|Remnant of pink triangle on concentration camp uniform|
By 2012, Munich should have a new memorial to homosexual victims of Nazism. It is a highly symbolic move as Munich was the site of the beginning of the Nazis terrible persecutions against homosexuals in 1934.
The memorial will form part of a new pedestrian development in the center of Munich and will be placed at the corner of Oberanger and Dultstrasse, outside what was the Scwharzfischer (The black fisherman), a famous gay bar in the 30s. On 20 October 1934, the Nazis conducted a major raid in the gay scene of Munich, including the Schwarzfischer. This was the beginning of Nazi persecution against homosexuals: it is estimated that more than fifty thousand people were eventually arrested and most were interned in concentration camps. Most of those who survived the war were kept in jails as homosexuality remained criminalised.
The project has broad political support: from both parties currently in power (red and green) and the opposition Christian Democrats. Richard Quaas, spokesman for the Christian Democrats said: "Until now, there was a consensus not to establish differentiation of victims on monuments or monuments. Other groups of victims of Nazism have no specific memorial in the public arena in Munich."
It is the brainchild of Thomas Niederbühl, a Councillor for the Rosa List Party, who is gay. He has been working on the idea since 2008. Niederbühl recalls how long was the struggle of gays and lesbians for recognition of the persecution they were subjected to under Nazism.

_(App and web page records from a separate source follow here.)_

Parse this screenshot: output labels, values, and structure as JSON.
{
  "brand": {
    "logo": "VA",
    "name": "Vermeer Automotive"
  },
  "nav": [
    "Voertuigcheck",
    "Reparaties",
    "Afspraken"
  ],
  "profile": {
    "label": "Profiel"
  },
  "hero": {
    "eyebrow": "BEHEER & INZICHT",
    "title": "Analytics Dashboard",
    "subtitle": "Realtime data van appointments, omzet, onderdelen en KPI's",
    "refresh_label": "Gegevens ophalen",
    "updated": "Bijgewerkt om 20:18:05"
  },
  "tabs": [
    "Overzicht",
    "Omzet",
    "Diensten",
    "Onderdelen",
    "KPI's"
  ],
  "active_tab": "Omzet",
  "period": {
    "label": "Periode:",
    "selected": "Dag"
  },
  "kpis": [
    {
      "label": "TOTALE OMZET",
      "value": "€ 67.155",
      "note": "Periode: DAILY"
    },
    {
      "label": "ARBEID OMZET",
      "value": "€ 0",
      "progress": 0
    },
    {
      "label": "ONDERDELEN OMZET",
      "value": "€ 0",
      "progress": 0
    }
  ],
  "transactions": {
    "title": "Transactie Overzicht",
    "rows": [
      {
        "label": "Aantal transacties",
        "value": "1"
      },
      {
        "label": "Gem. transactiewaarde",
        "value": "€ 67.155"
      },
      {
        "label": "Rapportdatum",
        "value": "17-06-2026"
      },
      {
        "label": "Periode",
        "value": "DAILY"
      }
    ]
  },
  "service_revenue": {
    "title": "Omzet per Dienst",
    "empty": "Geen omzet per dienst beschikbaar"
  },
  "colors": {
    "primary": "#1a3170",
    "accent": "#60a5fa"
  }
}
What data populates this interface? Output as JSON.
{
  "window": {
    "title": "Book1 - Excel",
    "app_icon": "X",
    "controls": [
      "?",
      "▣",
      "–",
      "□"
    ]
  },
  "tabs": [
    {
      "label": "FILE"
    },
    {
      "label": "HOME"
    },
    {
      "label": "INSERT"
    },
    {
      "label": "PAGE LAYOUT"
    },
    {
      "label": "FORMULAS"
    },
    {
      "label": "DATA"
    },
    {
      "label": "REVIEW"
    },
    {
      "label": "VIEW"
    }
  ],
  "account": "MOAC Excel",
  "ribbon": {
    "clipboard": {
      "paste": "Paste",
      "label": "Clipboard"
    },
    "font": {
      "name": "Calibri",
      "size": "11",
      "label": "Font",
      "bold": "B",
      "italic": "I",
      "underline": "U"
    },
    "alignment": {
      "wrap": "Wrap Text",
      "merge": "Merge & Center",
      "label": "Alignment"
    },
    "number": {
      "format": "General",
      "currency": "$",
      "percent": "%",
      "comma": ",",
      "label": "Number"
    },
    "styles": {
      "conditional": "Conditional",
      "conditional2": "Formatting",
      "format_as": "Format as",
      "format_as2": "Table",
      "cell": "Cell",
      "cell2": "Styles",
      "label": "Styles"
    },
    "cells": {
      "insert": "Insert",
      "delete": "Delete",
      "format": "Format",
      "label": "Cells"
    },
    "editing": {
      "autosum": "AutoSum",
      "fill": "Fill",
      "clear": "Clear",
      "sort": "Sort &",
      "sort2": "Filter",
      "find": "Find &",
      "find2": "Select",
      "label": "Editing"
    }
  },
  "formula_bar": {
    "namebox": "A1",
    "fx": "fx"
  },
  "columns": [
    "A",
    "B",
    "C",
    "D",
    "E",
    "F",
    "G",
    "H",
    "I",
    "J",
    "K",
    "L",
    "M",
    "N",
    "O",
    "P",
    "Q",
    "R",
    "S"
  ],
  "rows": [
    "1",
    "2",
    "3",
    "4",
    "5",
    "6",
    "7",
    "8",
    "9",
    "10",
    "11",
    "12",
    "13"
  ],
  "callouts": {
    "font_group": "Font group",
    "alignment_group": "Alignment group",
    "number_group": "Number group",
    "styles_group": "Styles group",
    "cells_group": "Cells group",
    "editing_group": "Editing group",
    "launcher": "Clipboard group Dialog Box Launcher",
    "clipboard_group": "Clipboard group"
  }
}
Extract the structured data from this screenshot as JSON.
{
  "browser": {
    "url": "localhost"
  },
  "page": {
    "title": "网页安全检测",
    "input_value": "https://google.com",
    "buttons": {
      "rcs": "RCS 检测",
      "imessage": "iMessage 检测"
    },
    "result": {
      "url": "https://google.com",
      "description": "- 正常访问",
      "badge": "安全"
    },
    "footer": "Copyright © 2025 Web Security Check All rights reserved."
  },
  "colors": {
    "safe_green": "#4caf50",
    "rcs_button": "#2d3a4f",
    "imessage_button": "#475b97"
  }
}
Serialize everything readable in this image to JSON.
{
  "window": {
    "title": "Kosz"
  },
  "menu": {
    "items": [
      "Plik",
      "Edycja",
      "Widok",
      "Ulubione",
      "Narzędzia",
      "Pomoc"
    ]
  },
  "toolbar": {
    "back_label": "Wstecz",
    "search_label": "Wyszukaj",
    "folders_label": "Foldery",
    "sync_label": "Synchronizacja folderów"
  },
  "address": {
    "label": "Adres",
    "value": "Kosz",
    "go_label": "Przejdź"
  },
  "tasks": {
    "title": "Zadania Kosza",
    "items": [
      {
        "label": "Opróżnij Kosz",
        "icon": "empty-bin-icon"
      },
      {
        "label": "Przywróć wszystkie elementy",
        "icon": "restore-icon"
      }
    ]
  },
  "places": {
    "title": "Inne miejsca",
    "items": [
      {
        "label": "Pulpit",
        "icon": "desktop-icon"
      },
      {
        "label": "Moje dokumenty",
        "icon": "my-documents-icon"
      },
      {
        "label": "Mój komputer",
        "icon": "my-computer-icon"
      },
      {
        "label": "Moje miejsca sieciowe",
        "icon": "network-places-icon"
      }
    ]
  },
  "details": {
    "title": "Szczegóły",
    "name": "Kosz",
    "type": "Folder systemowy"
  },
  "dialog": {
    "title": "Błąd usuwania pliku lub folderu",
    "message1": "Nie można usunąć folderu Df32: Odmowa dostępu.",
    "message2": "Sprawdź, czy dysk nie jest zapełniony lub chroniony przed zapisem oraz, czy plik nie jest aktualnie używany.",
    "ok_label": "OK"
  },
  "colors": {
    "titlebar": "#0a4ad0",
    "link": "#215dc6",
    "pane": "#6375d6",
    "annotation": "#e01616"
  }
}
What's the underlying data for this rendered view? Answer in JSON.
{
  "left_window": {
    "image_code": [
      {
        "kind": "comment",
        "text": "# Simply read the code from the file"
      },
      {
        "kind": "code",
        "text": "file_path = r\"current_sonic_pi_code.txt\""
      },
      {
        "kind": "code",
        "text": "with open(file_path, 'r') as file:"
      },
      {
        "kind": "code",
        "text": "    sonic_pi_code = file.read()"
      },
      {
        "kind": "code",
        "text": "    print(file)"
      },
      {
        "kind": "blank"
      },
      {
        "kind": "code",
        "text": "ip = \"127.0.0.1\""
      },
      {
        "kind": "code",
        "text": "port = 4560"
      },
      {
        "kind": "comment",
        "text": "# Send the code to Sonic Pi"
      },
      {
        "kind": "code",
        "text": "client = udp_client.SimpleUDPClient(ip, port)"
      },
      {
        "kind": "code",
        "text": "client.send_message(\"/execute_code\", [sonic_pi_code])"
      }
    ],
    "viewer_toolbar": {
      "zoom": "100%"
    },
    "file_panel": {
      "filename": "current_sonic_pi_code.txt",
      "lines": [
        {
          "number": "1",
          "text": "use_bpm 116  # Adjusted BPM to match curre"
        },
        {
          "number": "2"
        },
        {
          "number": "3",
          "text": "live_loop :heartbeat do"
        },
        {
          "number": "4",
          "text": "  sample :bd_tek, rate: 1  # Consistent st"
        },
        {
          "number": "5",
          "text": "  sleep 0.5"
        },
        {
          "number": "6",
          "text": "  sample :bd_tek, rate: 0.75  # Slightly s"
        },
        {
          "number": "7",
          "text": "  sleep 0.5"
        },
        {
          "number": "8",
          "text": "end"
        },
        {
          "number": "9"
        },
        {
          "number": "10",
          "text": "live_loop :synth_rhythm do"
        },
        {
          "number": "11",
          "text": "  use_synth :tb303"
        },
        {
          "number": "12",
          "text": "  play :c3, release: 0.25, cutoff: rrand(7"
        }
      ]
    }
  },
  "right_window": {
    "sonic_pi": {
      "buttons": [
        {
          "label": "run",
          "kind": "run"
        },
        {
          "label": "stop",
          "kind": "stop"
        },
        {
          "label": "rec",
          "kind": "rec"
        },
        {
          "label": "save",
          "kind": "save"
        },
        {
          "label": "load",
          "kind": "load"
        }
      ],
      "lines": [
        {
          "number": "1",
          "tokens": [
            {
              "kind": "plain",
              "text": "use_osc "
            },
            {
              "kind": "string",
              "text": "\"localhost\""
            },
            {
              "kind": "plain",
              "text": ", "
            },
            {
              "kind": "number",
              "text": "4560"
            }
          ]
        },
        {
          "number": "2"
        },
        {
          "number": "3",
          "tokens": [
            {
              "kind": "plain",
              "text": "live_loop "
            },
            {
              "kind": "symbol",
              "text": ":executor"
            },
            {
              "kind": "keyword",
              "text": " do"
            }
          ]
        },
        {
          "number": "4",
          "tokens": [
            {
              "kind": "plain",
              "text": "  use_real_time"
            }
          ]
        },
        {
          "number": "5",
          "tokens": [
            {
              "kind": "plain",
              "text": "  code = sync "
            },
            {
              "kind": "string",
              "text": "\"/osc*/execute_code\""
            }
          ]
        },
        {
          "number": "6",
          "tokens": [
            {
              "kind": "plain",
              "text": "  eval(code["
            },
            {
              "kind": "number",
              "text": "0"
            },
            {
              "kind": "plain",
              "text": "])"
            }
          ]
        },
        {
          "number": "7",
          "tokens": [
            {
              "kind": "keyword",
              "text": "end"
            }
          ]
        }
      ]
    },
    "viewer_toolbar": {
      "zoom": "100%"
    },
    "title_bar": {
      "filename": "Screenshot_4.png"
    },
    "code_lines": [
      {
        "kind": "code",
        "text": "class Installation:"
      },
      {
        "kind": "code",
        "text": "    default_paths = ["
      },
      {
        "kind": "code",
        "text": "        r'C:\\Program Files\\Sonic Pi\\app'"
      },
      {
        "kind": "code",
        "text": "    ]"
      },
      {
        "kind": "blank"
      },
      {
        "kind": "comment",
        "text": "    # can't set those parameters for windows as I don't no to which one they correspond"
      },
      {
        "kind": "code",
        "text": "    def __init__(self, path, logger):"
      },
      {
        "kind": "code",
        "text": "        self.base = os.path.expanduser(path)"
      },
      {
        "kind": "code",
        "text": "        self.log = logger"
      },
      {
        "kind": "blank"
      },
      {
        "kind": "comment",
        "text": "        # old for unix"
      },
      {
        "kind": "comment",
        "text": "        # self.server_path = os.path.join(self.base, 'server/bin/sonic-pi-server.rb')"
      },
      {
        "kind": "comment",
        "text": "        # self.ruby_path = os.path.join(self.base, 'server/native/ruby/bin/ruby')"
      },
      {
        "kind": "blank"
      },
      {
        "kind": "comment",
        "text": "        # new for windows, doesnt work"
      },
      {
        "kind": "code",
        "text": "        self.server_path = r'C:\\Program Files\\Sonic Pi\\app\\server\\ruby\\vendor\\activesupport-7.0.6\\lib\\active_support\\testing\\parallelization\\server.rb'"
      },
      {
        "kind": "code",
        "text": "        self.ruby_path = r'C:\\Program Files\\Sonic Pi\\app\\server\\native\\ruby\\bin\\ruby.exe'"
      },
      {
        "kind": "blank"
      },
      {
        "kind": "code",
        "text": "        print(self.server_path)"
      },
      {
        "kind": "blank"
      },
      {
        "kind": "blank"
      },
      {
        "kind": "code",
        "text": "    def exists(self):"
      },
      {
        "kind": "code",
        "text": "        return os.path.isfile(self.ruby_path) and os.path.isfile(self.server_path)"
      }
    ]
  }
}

The sinister paragraph 175 which criminalized homosexuality was in effect until 1969. In 1985, gays and lesbians had wanted to place a plaque in the camp at Dachau, but it was not until 10 years later, in 1995, that gays and lesbians have been recognized as a group of victims.